Alf Ramsey had predicted well in advance that England would win the Jules Rimet trophy. He imagined that this was because he had the best system for playing football, but we knew differently. There was more to it than that. We knew that Bobby Moore would lift the World Cup not merely because he led a team of jolly good footballers but because every boy around the world (even Bob Dylan) wanted to be a Beatle or a Rolling Stone, because every girl around the world (even Francoise Hardy) wanted to look like Jean Shrimpton.
It's hard to remember, now, that only 10 days before the Wembley final, Harold Wilson, the prime minister, imposed a six-month pay freeze on a nation heedlessly hurtling towards bankruptcy. That the Krays, the Moors murders, the bombing of Haiphong harbour and the shooting of civil rights activist James Meredith were high on the agenda. Whatever the facts, whatever the evils that posterity may lay at the door of the hedonistic Sixties, the memory says that this was a time full of fun and possibilities.
Bobby Moore's afternoon of glory seemed merely the natural culmination of Britain's new standing as the fount of means to achieve the post-war urge to chuck away the ration books and the school books. In the summer of 1966, Moore and the England team took their place in the pantheon of a new pop culture that included musicians, poets, painters, photographers and clothes designers.
There could have been no better symbol for this brave new classless society than Moore, a young East End footballer who took his place gracefully, without strain or undue deference, in the company of princes and prime ministers. By 1966, after all, going to football was no longer exclusively a working-class pastime: it had become as much a part of a smart Saturday as buying a new Ben Sherman button-down or checking out the latest Otis Redding single. The cloth cap and the wooden rattle had gone for good.

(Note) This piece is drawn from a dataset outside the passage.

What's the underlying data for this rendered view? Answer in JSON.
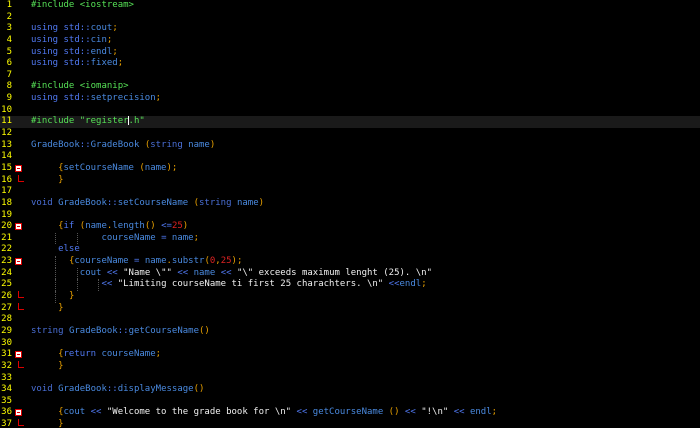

Yet to be a young English football supporter at that time was to labour under the burden of three successive traumas. First, too young for the baby boom generation to have seen at first hand, was the legend of Ferenc Puskas's Hungarians, and the 6-3 humiliation of Billy Wright's team at their hands in 1953 - England's first defeat at Wembley. Second, five years
later, came the Manchester United air crash, a tragedy whose implications may have been only dimly understood but whose emotional devastation could not be missed. And third, in 1960, was the match often called the greatest ever played, the European Cup final in which Real Madrid beat Eintracht of Frankfurt by 7-3, and in which Puskas, di Stefano, Gento and the rest presented a generation with a vision of what football could be, given free expression in the hands of genius. Watched by more than 100,000 enthralled spectators at Hampden Park and millions sitting in front of flickering black and white televisions, that single game redefined the possibilities of football. But it seemed a vain hope that English clubs could ever play that way; and, in consequence, that English football could expect ever again to achieve international pre-eminence.
Alf Ramsey and Bobby Moore, his vicar on the pitch, changed all that. The pragmatism of one and the technical gifts of the other combined, after a faltering start, to create the momentum that produced the tumultuous victory on 30 July. Ramsey did away with the wingers who had been, in the shapes of Stanley Matthews and Tom Finney, among the few English glories of the preceding generation; he steeled himself, too, to omit the unpredictable gifts of Greaves and George Eastham, preferring the unselfishness and high work-rate of Geoff Hurst and Alan Ball. He created a machine that, for all its efficiency, could still function as a platform for the originality of Bobby Charlton and Martin Peters.
If English industry could have harnessed the same characteristics, if it could have bred a generation of partnerships like Ramsey and Moore's, the country might still have a manufacturing base. But no one saw the point: intoxicated by the spirit of the age, we applauded Moore's style and forgot that, without Ramsey's pitiless planning, it would have achieved nothing.
That Saturday turned into a mixed blessing for English football. It was given an imperishable achievement, but one that cast a long and lasting shadow. It was Moore's luck to come along just in time to enjoy the game's last rays of innocence, and England's fortune to come across a leader who so perfectly combined the qualities of serenity, tactical acumen and charisma.
Moore's death is a reminder of a time when pessimism seemed to have been un-invented. As it happened, exactly two weeks after the World Cup final, on 13 August 1966, Mao Tse-Tung inaugurated the Cultural Revolution. Its text came from the Little Red Book: 'A revolution is not a dinner party,' Mao wrote, 'or writing an essay, or painting a picture, or doing embroidery . . .' He was right, of course, but half a world away, in the land of 'Eleanor Rigby', the Biba catalogue and Bobby Moore's triumphant ascent of the Wembley steps, that was not how it felt at all.Reuse content